 Nodong, with a range of 1000 kilometers to 1600 kilometers, that was fired this time, if fired from Western Iran can cover the entire territory of Israel. It showed that Nodong’s extreme accuracy. There is some speculation that the firing was meant as an advertisement directed to Iran.

 The Japanese government’s response to the missile firing was extremely swift, and it was the quickest response made in the past 60 years of Japanese diplomatic history. This was a new challenge for Japanese diplomacy. Japan took a central role in the drafting of a resolution to be submitted to the Security Council. Russia and China, however, do not seem overly pleased to see Japan taking the leadership role.

 This time, there was some significance in Japan taking an extremely rapid response. Japan had decided on all of the measures by the night of the 5th, which is 4th US time. Richard Lee Armitage jokingly remarked, “North Korea raised fireworks for Independence Day in U.S. They have a great sense of humor.”

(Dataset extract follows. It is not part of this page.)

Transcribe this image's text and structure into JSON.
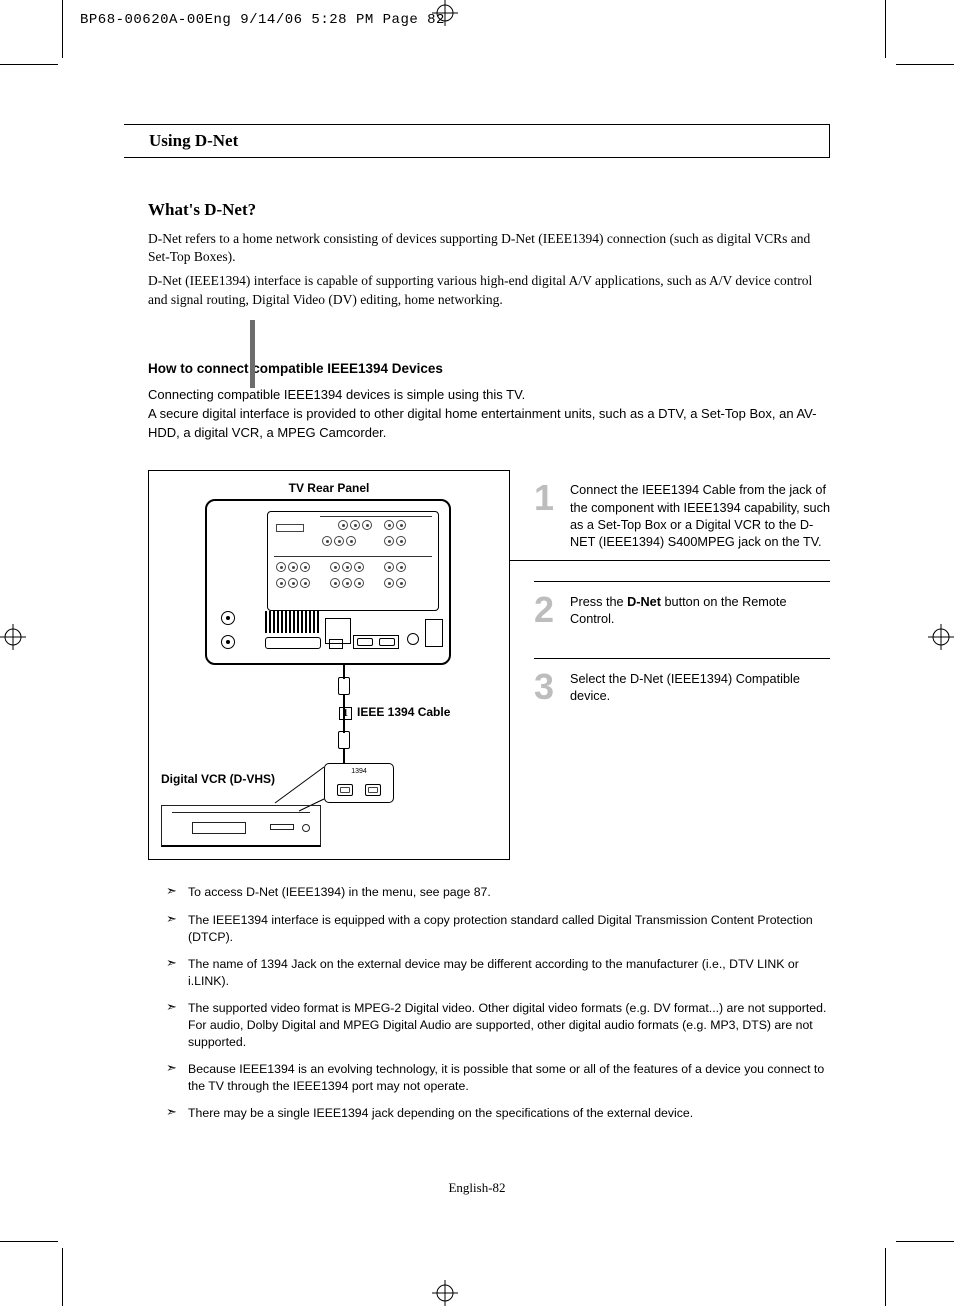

 It is normal for North Korea to make the formal announcement 3 or 4 days after the event, but this time was the exception to the rule, and they made their stance clear in the morning of the 6th. Their logic is, “It is natural for any country that has created missiles to test the missile over open seas. A pledge to freeze the missile program is conditional upon the construction by the United States of light-water reactors and the provision of oil. For Japan, it is conditional upon the normalization of diplomatic relations. Thus, this firing is not contrary to any pledges made.”

 A counter-proposal by China is to make a Secretary General address with the content almost identical to the Japanese proposal. Having the same contents as the Japanese proposal appears to mean that China has resigned itself to accepting the mood created by Japan that North Korea was wrong, and therefore it must be punished.

 Up until now, the focus has been on, “what to do if North Korea goes into disarray?” Thinking by Kim Dae Jung appears to take the opportunistic view, “Japan-Korea normalization can precede. After living standards in the North have improved somewhat thanks to the normalization, unification can take place.”

 China, with a growing sense of confidence with its economic growth, from a geopolitical perspective, now appears to think that it would be better, after all, to have North Korea as its subservient. Last year, North Korea ceased rationing. China and South Korea provided aid and from this January rationing was reinstated. In particular, North Korea has mineral resources. It appears that through investments they want to place North Korea under their wings.

 North Korea also has not another country to depend on other than China. The Far Eastern political map appears to be coming together to this scenario.